Work order:
Only the lines that include "trade" should be copied from the data below.

Material supplied:
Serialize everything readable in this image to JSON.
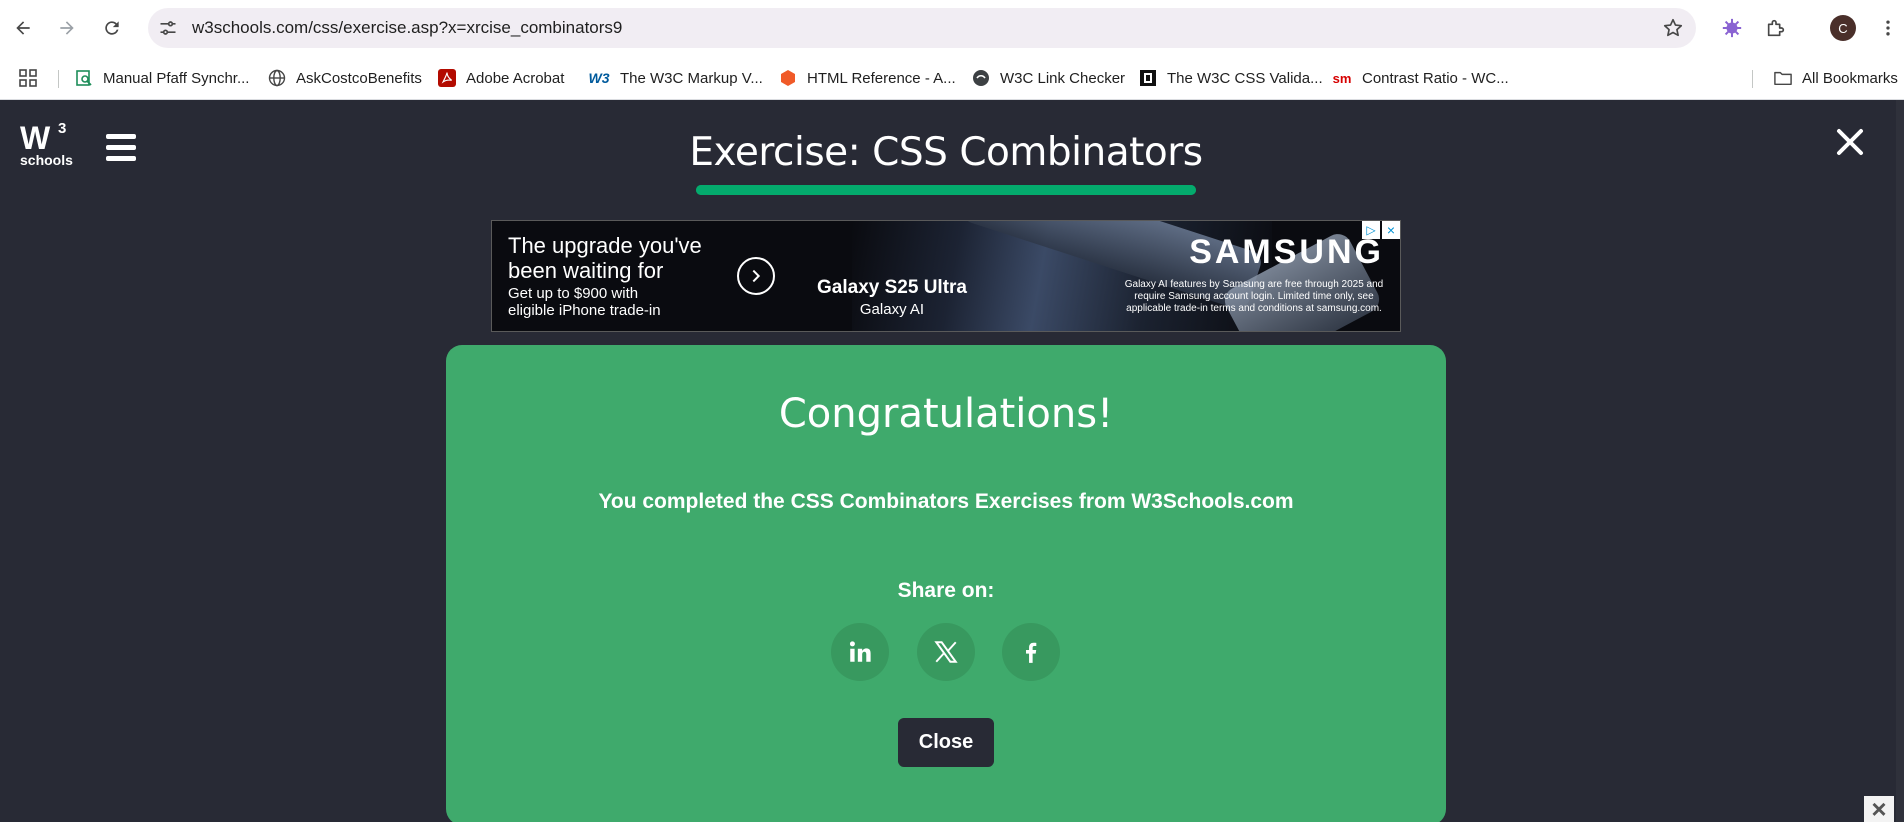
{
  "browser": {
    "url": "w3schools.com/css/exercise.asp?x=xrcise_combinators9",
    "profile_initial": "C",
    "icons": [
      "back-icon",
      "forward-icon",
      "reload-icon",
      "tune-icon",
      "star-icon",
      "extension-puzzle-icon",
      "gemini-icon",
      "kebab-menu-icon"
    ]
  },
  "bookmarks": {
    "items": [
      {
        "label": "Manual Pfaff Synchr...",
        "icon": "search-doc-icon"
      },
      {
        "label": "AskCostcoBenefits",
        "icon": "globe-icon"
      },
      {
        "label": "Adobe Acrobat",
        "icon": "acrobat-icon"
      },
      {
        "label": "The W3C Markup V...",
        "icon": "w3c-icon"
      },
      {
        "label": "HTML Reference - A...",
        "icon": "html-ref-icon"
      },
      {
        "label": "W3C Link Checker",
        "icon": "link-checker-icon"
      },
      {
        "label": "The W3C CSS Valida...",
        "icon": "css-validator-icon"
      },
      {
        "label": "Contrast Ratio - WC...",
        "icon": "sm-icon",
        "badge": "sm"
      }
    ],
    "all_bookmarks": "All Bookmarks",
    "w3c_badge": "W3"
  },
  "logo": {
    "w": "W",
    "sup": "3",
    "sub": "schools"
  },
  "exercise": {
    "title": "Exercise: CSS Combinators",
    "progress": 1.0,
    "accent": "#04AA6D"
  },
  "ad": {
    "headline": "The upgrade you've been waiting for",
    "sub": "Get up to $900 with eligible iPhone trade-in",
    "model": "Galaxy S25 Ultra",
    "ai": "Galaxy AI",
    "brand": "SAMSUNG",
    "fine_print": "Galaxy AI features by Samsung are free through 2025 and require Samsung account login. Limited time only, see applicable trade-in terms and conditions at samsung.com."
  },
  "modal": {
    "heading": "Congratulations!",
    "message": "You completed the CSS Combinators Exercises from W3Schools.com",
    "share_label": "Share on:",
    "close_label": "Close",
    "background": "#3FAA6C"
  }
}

Output:
    "sub": "Get up to $900 with eligible iPhone trade-in",
    "fine_print": "Galaxy AI features by Samsung are free through 2025 and require Samsung account login. Limited time only, see applicable trade-in terms and conditions at samsung.com."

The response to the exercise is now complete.